* _Information_:
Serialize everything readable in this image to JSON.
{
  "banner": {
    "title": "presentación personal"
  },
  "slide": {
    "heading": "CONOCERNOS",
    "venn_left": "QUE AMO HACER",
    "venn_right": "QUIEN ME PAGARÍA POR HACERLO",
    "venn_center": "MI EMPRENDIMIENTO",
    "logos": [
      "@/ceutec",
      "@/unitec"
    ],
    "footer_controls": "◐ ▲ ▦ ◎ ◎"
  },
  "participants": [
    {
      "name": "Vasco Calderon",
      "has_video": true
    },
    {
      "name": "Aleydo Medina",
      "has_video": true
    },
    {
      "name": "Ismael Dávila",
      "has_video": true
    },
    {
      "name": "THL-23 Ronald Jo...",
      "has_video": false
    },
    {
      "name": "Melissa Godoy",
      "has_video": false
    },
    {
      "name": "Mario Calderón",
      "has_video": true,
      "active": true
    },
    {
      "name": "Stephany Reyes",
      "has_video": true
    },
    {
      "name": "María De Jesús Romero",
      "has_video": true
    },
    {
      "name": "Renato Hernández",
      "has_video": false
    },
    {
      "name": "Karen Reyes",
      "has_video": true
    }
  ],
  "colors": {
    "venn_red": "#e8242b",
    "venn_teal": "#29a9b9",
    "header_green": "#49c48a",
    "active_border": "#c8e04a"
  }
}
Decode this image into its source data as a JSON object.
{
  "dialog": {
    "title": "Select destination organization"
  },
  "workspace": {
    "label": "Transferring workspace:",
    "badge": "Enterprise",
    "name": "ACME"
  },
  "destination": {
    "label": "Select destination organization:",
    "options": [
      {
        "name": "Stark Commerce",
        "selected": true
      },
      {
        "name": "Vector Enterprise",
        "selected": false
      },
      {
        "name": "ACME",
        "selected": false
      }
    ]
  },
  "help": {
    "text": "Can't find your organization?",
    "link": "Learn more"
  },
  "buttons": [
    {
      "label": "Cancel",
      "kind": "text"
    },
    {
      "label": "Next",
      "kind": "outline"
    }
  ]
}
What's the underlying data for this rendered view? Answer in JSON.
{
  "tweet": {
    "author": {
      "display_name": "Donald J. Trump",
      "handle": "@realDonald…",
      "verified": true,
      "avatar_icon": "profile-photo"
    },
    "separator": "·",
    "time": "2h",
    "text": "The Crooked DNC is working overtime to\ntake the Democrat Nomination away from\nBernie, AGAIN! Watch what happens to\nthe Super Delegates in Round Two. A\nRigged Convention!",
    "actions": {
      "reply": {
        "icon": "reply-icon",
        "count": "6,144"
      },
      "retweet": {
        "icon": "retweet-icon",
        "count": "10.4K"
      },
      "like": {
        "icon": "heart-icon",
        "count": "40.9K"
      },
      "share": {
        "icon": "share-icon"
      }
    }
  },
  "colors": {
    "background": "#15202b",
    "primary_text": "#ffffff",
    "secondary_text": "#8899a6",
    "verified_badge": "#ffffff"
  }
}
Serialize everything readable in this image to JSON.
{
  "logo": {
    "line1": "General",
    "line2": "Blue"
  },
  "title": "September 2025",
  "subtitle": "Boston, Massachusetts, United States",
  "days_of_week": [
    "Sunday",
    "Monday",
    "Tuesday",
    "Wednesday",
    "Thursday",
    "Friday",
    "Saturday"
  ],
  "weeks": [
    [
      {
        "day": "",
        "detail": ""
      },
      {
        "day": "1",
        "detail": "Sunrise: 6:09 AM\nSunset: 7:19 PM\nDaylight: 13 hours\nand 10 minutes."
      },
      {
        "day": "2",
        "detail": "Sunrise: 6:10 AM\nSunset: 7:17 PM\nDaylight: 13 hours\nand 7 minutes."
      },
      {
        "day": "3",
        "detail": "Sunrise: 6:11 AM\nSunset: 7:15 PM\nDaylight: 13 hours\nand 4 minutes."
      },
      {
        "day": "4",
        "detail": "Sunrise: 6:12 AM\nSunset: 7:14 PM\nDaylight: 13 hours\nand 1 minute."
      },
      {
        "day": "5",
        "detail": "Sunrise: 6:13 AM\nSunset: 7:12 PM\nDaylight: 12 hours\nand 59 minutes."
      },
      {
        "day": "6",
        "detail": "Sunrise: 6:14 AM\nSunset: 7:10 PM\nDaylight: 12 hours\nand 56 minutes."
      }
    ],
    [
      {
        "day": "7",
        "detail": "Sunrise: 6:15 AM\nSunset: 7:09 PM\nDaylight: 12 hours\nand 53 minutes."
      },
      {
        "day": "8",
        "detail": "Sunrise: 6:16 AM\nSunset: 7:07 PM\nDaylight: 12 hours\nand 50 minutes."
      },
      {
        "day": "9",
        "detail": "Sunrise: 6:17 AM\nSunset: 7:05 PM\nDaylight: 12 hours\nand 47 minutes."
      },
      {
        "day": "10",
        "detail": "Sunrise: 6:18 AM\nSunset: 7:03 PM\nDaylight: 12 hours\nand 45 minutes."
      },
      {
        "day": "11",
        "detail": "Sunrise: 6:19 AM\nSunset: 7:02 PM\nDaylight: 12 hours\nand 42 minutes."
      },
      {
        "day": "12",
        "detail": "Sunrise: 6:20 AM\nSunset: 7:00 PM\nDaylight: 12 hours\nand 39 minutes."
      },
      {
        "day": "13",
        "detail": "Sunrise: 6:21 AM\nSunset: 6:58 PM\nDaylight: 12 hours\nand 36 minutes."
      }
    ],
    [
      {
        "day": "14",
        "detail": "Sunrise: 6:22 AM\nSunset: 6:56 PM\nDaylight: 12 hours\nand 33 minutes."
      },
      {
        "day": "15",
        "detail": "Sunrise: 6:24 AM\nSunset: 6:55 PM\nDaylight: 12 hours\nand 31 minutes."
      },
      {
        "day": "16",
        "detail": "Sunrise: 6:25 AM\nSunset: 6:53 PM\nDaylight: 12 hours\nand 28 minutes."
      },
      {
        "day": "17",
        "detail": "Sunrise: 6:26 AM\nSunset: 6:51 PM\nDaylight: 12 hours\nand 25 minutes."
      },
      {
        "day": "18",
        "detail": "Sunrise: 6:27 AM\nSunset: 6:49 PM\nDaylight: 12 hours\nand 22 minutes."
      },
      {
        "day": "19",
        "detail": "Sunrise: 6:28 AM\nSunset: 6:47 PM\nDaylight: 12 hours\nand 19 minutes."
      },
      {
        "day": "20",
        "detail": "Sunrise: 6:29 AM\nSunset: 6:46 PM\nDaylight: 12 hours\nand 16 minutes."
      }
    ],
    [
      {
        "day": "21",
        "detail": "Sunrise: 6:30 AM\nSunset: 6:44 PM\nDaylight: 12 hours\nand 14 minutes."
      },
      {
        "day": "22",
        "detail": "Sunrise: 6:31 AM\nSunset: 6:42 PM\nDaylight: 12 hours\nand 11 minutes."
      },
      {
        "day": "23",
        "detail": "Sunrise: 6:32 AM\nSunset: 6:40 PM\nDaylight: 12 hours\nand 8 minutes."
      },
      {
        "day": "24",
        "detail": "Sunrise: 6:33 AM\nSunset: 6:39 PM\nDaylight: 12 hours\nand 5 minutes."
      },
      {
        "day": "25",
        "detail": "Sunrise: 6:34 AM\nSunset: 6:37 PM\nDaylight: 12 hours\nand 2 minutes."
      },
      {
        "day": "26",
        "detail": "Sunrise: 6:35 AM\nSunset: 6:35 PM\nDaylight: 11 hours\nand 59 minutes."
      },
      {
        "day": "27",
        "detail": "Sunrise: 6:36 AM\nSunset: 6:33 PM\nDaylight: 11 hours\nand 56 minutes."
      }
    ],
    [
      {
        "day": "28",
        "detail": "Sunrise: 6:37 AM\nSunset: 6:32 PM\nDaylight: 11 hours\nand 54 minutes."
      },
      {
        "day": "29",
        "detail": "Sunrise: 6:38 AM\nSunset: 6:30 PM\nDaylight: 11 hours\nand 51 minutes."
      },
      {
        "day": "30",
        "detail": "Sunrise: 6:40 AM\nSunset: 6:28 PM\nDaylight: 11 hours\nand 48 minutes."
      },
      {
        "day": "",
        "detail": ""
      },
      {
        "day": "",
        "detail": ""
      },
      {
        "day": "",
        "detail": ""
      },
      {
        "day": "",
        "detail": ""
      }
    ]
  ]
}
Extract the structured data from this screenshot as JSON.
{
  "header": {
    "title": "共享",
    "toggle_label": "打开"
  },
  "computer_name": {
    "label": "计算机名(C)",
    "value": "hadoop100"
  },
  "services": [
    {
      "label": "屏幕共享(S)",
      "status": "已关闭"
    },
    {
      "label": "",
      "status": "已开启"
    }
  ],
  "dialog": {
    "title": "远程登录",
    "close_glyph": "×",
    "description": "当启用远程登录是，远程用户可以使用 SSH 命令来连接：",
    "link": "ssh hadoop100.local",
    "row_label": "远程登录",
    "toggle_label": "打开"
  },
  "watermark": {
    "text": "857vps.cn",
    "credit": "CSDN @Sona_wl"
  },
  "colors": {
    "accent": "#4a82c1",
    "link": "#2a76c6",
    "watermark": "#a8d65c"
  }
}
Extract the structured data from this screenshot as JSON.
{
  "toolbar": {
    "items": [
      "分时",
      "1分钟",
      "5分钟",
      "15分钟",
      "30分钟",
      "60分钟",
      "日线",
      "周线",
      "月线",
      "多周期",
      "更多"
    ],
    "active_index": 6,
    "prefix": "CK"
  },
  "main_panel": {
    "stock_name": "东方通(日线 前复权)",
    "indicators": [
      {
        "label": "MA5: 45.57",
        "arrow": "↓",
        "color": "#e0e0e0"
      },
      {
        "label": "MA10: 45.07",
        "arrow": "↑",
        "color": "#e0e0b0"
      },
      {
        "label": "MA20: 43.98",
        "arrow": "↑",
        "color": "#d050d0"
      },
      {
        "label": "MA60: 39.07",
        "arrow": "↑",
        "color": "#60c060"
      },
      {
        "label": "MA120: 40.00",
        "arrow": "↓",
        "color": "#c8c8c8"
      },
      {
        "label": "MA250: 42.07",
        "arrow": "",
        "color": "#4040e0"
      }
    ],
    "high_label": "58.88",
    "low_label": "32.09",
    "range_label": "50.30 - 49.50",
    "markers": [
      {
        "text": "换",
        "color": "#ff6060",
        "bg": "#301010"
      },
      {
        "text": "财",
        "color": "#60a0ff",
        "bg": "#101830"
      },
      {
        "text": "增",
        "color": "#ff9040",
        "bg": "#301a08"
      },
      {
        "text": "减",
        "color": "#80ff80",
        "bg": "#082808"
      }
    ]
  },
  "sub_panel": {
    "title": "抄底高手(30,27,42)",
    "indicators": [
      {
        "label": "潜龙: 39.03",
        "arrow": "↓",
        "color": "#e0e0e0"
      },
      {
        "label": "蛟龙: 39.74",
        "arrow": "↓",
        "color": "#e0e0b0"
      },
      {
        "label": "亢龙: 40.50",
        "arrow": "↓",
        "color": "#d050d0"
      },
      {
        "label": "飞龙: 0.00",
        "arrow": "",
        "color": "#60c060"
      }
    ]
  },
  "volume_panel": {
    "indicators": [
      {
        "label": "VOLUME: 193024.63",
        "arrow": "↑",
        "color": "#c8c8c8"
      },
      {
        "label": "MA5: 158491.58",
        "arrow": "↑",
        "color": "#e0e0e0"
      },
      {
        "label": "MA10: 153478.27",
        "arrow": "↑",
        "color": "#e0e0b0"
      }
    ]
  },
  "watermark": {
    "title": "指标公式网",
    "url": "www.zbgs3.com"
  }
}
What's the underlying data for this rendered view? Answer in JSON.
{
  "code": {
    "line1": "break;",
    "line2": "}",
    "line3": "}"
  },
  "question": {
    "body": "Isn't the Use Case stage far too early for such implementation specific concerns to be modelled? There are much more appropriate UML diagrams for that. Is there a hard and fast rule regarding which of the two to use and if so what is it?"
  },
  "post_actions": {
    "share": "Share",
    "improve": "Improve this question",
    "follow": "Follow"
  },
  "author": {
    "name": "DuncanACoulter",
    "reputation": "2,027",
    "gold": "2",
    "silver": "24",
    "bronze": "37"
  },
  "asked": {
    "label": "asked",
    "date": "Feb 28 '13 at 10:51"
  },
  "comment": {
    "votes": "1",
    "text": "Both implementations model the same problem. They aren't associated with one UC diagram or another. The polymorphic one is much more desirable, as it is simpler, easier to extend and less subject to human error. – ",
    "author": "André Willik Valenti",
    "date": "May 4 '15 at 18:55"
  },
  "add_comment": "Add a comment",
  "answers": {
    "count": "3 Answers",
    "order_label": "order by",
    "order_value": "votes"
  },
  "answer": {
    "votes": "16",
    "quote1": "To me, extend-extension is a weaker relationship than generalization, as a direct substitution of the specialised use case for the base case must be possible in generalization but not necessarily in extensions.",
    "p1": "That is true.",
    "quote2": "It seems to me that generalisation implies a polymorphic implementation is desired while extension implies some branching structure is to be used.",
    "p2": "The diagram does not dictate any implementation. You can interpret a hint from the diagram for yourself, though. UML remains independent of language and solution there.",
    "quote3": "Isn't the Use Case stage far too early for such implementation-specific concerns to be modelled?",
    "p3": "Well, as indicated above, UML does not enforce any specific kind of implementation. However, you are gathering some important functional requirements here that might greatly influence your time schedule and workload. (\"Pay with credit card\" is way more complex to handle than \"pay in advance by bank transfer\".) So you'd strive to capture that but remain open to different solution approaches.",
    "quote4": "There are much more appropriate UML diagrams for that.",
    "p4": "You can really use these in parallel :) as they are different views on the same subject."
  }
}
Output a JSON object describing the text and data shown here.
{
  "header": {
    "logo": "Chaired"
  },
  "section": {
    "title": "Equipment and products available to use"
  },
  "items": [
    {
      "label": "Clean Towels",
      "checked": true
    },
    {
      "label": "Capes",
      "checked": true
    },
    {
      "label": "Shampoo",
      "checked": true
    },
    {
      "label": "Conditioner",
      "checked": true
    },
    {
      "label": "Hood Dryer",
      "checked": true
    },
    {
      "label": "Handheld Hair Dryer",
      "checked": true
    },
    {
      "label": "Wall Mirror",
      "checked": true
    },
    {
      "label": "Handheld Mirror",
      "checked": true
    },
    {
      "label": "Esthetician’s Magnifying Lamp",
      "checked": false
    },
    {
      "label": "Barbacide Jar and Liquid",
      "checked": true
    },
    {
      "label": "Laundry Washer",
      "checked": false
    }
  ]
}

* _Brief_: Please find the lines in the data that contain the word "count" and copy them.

* _Finished exercise_:
        "count": "6,144"
        "count": "10.4K"
        "count": "40.9K"
    "count": "3 Answers",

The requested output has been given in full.